I have purposely tried to take my time on this book rather than swallow it whole because there just feels like such a lot of things to take in. I also know a lot of people are reading it or anticipating reading it and so I want to have my thoughts in order before holding forth. I had intended to get up early and finish it this morning. (I’m practicing getting up early for new job, the book was the carrot to sweeten the stick of not being a morning person – and it will come as no surprise to anyone who knows me to discover that I woke up, thought about it, and then went straight back to sleep).
I’ve seen 'Howards End is on the Landing' described as blog like, and I understand that, although the more I read of it the more it feels like a series of essays or lectures, maybe even a correspondence. I feel like I know things about Susan Hill now, but not that I know her – which is how I like it. She is proving to be an entertaining thought provoking presence in my home, but I like being able to close the book and put her away before her presence becomes to formidable.
The beauty of the format is that whilst each chapter leads towards a final point – a list of 40 books Hill wouldn’t be without, each one stands alone too and there are a number of them I will be revisiting time and again – either because I find them so in tune with how I think, or so out of tune. ‘Writing in Books’ is one of those chapters – and actually it gets me both ways.

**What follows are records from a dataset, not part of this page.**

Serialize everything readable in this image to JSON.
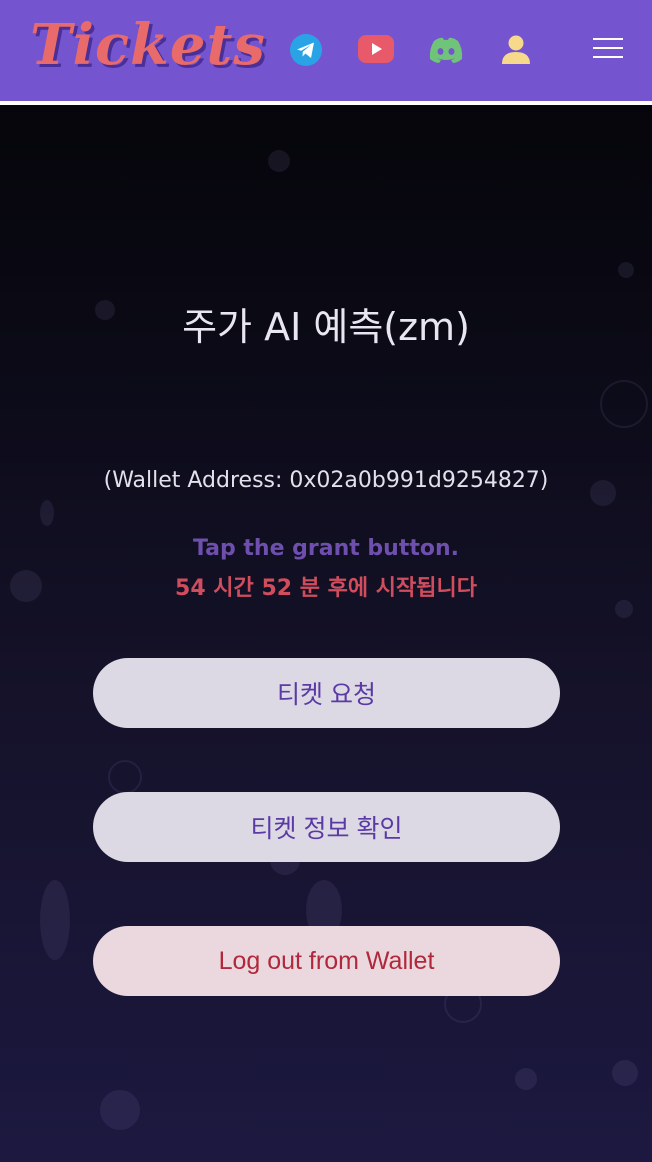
{
  "header": {
    "logo_text": "Tickets",
    "icons": [
      {
        "name": "telegram-icon",
        "color": "#2aa3e6"
      },
      {
        "name": "youtube-icon",
        "color": "#e85a6a"
      },
      {
        "name": "discord-icon",
        "color": "#6fc47a"
      },
      {
        "name": "user-icon",
        "color": "#f7d98b"
      },
      {
        "name": "hamburger-menu-icon",
        "color": "#ffffff"
      }
    ],
    "background": "#7455cf"
  },
  "main": {
    "title": "주가 AI 예측(zm)",
    "wallet_address": "(Wallet Address: 0x02a0b991d9254827)",
    "grant_hint": "Tap the grant button.",
    "countdown": "54 시간 52 분 후에 시작됩니다",
    "buttons": {
      "request_ticket": "티켓 요청",
      "ticket_info": "티켓 정보 확인",
      "logout": "Log out from Wallet"
    }
  },
  "colors": {
    "accent_purple": "#6e4fae",
    "countdown_red": "#d04d5e",
    "logout_red": "#b0283c"
  }
}
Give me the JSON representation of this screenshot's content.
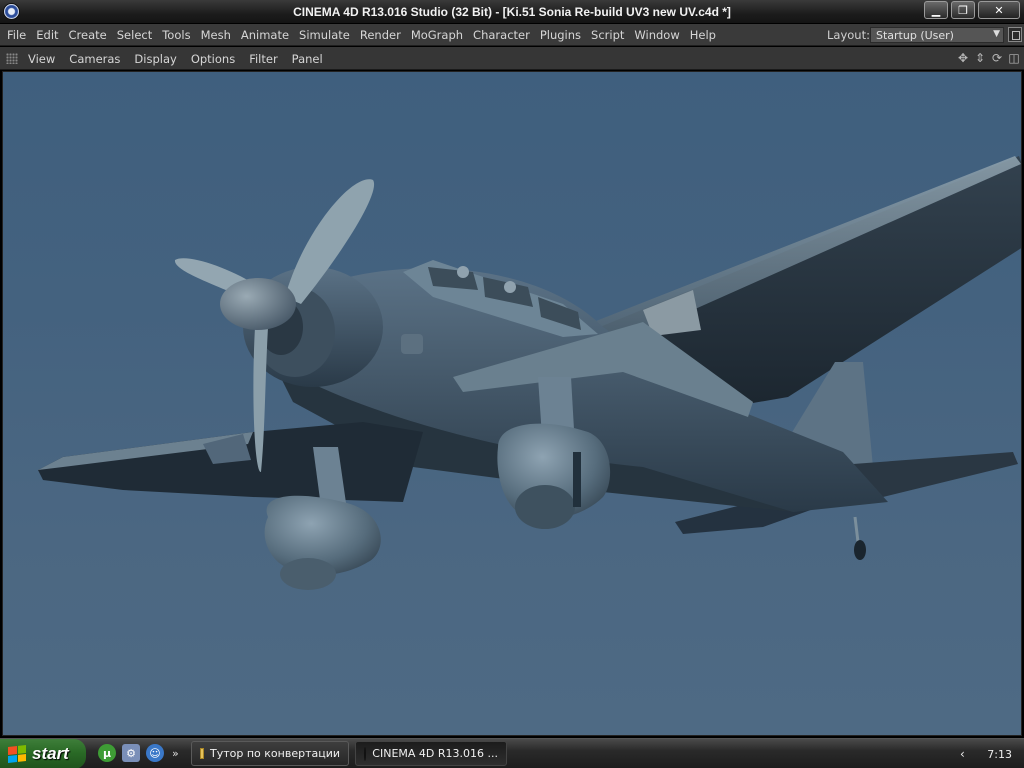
{
  "window": {
    "title": "CINEMA 4D R13.016 Studio (32 Bit) - [Ki.51 Sonia Re-build UV3 new UV.c4d *]",
    "icon": "cinema4d-icon",
    "minimize_label": "▁",
    "maximize_label": "❐",
    "close_label": "✕"
  },
  "menubar": {
    "items": [
      "File",
      "Edit",
      "Create",
      "Select",
      "Tools",
      "Mesh",
      "Animate",
      "Simulate",
      "Render",
      "MoGraph",
      "Character",
      "Plugins",
      "Script",
      "Window",
      "Help"
    ],
    "layout_label": "Layout:",
    "layout_value": "Startup (User)"
  },
  "viewport_toolbar": {
    "items": [
      "View",
      "Cameras",
      "Display",
      "Options",
      "Filter",
      "Panel"
    ],
    "nav_icons": [
      "move-icon",
      "zoom-icon",
      "rotate-icon",
      "toggle-view-icon"
    ]
  },
  "viewport": {
    "sky_color": "#44627f",
    "model_color": "#4a6175"
  },
  "taskbar": {
    "start_label": "start",
    "quick_launch": [
      "utorrent-icon",
      "network-icon",
      "messenger-icon"
    ],
    "tasks": [
      {
        "label": "Тутор по конвертации",
        "icon": "folder-icon",
        "active": false
      },
      {
        "label": "CINEMA 4D R13.016 ...",
        "icon": "cinema4d-icon",
        "active": true
      }
    ],
    "clock": "7:13"
  }
}
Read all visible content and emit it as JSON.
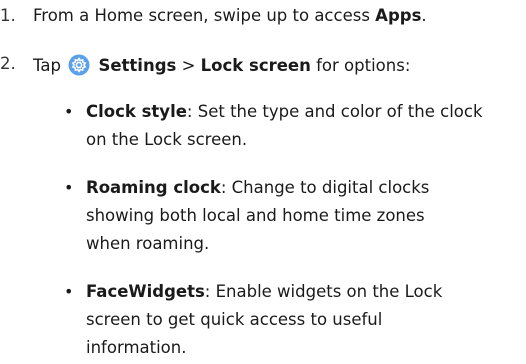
{
  "steps": [
    {
      "number": "1.",
      "pre": "From a Home screen, swipe up to access ",
      "bold": "Apps",
      "post": "."
    },
    {
      "number": "2.",
      "pre": "Tap",
      "bold_settings": "Settings",
      "separator": ">",
      "bold_lock": "Lock screen",
      "post": "for options:"
    }
  ],
  "options": [
    {
      "bullet": "•",
      "term": "Clock style",
      "lines": [
        ": Set the type and color of the clock",
        "on the Lock screen."
      ]
    },
    {
      "bullet": "•",
      "term": "Roaming clock",
      "lines": [
        ": Change to digital clocks",
        "showing both local and home time zones",
        "when roaming."
      ]
    },
    {
      "bullet": "•",
      "term": "FaceWidgets",
      "lines": [
        ": Enable widgets on the Lock",
        "screen to get quick access to useful",
        "information."
      ]
    }
  ],
  "icons": {
    "settings": "settings-gear-icon",
    "settings_color": "#4a90e2"
  }
}
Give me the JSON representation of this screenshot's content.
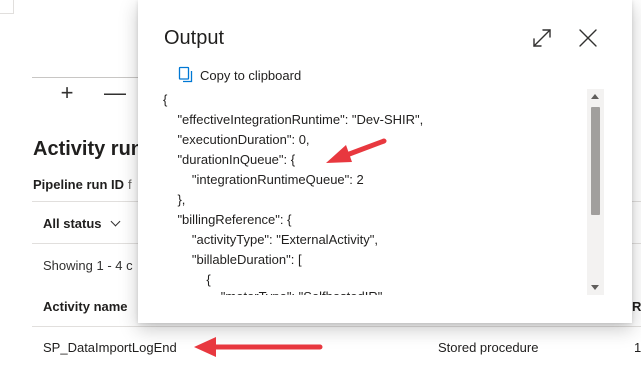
{
  "background": {
    "toolbar": {
      "add_symbol": "+",
      "remove_symbol": "—"
    },
    "section_title": "Activity run",
    "pipeline_run_id_label": "Pipeline run ID",
    "pipeline_run_id_sep": "f",
    "status_filter": "All status",
    "showing_text": "Showing 1 - 4 c",
    "table": {
      "col_activity_name": "Activity name",
      "col_right_partial": "R",
      "row": {
        "name": "SP_DataImportLogEnd",
        "type": "Stored procedure",
        "right_partial": "1"
      }
    }
  },
  "modal": {
    "title": "Output",
    "copy_label": "Copy to clipboard",
    "icons": [
      "expand-icon",
      "close-icon",
      "copy-icon"
    ],
    "code_lines": [
      "{",
      "    \"effectiveIntegrationRuntime\": \"Dev-SHIR\",",
      "    \"executionDuration\": 0,",
      "    \"durationInQueue\": {",
      "        \"integrationRuntimeQueue\": 2",
      "    },",
      "    \"billingReference\": {",
      "        \"activityType\": \"ExternalActivity\",",
      "        \"billableDuration\": [",
      "            {",
      "                \"meterType\": \"SelfhostedIR\","
    ]
  },
  "colors": {
    "arrow": "#e8383f",
    "scroll_thumb": "#a19f9d",
    "text": "#201f1e"
  }
}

Like Susan Hill I used to write my name in my books until I was about fourteen and then stopped, I have never possessed Bookplates. The Bookplate issue is one of a handful of moments when I feel like I’m really meeting the author – she doesn’t like them:
“Happily, I can go among all our books without finding a single volume bearing a bookplate. Bookplates are for posers, even when beautifully designed by real artists and engravers, though most people claim they are only there to identify the owner in case of loss. I don’t believe that. Do people put ID plates inside their handbags and wallets, or etch them on the family silver and China? Of course they don’t...”
But they do Susan they do. I think of bookplates as a particularly Victorian thing, all part of a passion for embellishment. The family silver isn’t really family silver without some sort of monogram or crest – it’s just silver. Any Victorian gentleman with pretensions to gentility would have furnished himself with a library, all his books neatly plated; I grew up with my great great uncles. If there were ever any valuable books they were gone before I was aware of them, what I remember are bound volumes of Punch, and rows of Dickens and Wilkie Collins, and some racy looking stuff in French and white leather. I read some of the Collins, cheap editions with uncut pages so I knew I was the first person to open them with any serious intent. They’re all gone now but I hope I stumble across one again sometime in a second hand shop, it occurs to me as well that my name scribbled across a page would be a silent (but hopefully powerful) reproach to any book borrower lax about returning things.
I don’t write in my books, or at least never about the text, not since being mortified by rereading my youthful ‘insights’ into T S Eliot. I still have my A level English books and I know they’re heavily annotated but I can’t bear to open them again. Not yet anyway. I like coming across others annotations though, especially when they’re far more insightful then me, I’m happy to underline things and dog ear corners, and it fascinates me to listen to what other readers do with their books and see how they fit into their lives, all of which is why ‘Howards End is on the Landing’ is turning into such a perfect peach of a book for me.